◆ What is being asked ◆
Your answer should consist of all lines in the listing that hold the word "mrad".

*** Block opens ***

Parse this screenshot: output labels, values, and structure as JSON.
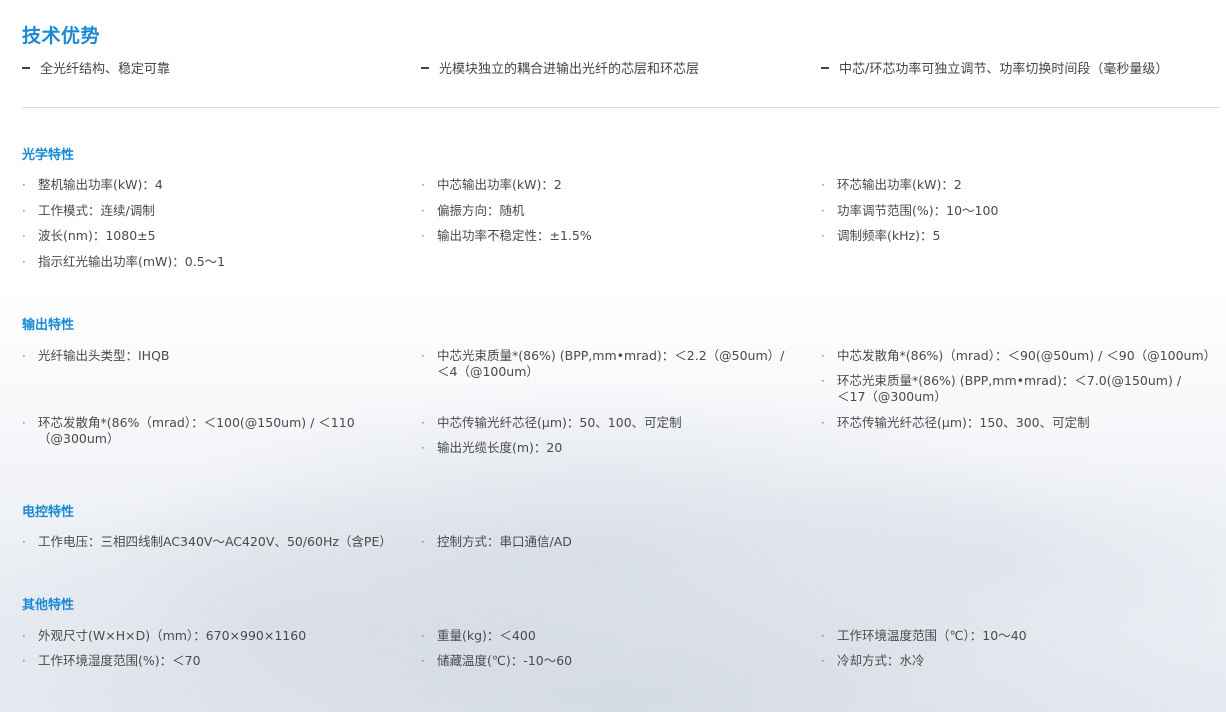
{
  "page_title": "技术优势",
  "advantages": [
    "全光纤结构、稳定可靠",
    "光模块独立的耦合进输出光纤的芯层和环芯层",
    "中芯/环芯功率可独立调节、功率切换时间段（毫秒量级）"
  ],
  "sections": {
    "optical": {
      "title": "光学特性",
      "items": [
        "整机输出功率(kW)：4",
        "中芯输出功率(kW)：2",
        "环芯输出功率(kW)：2",
        "工作模式：连续/调制",
        "偏振方向：随机",
        "功率调节范围(%)：10～100",
        "波长(nm)：1080±5",
        "输出功率不稳定性：±1.5%",
        "调制频率(kHz)：5",
        "指示红光输出功率(mW)：0.5～1"
      ]
    },
    "output": {
      "title": "输出特性",
      "items": [
        "光纤输出头类型：IHQB",
        "中芯光束质量*(86%) (BPP,mm•mrad)：＜2.2（@50um）/ ＜4（@100um）",
        "中芯发散角*(86%)（mrad）：＜90(@50um) / ＜90（@100um）",
        "环芯光束质量*(86%) (BPP,mm•mrad)：＜7.0(@150um) / ＜17（@300um）",
        "环芯发散角*(86%（mrad）：＜100(@150um) / ＜110（@300um）",
        "中芯传输光纤芯径(μm)：50、100、可定制",
        "环芯传输光纤芯径(μm)：150、300、可定制",
        "输出光缆长度(m)：20"
      ]
    },
    "electrical": {
      "title": "电控特性",
      "items": [
        "工作电压：三相四线制AC340V～AC420V、50/60Hz（含PE）",
        "控制方式：串口通信/AD"
      ]
    },
    "other": {
      "title": "其他特性",
      "items": [
        "外观尺寸(W×H×D)（mm）：670×990×1160",
        "重量(kg)：＜400",
        "工作环境温度范围（℃）：10～40",
        "工作环境湿度范围(%)：＜70",
        "储藏温度(℃)：-10～60",
        "冷却方式：水冷"
      ]
    }
  },
  "bullet_char": "·",
  "colors": {
    "accent": "#1a8ad4",
    "text": "#4a4a4a",
    "divider": "#dcdcdc"
  }
}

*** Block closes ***

◆ Written response ◆
        "中芯光束质量*(86%) (BPP,mm•mrad)：＜2.2（@50um）/ ＜4（@100um）",
        "中芯发散角*(86%)（mrad）：＜90(@50um) / ＜90（@100um）",
        "环芯光束质量*(86%) (BPP,mm•mrad)：＜7.0(@150um) / ＜17（@300um）",
        "环芯发散角*(86%（mrad）：＜100(@150um) / ＜110（@300um）",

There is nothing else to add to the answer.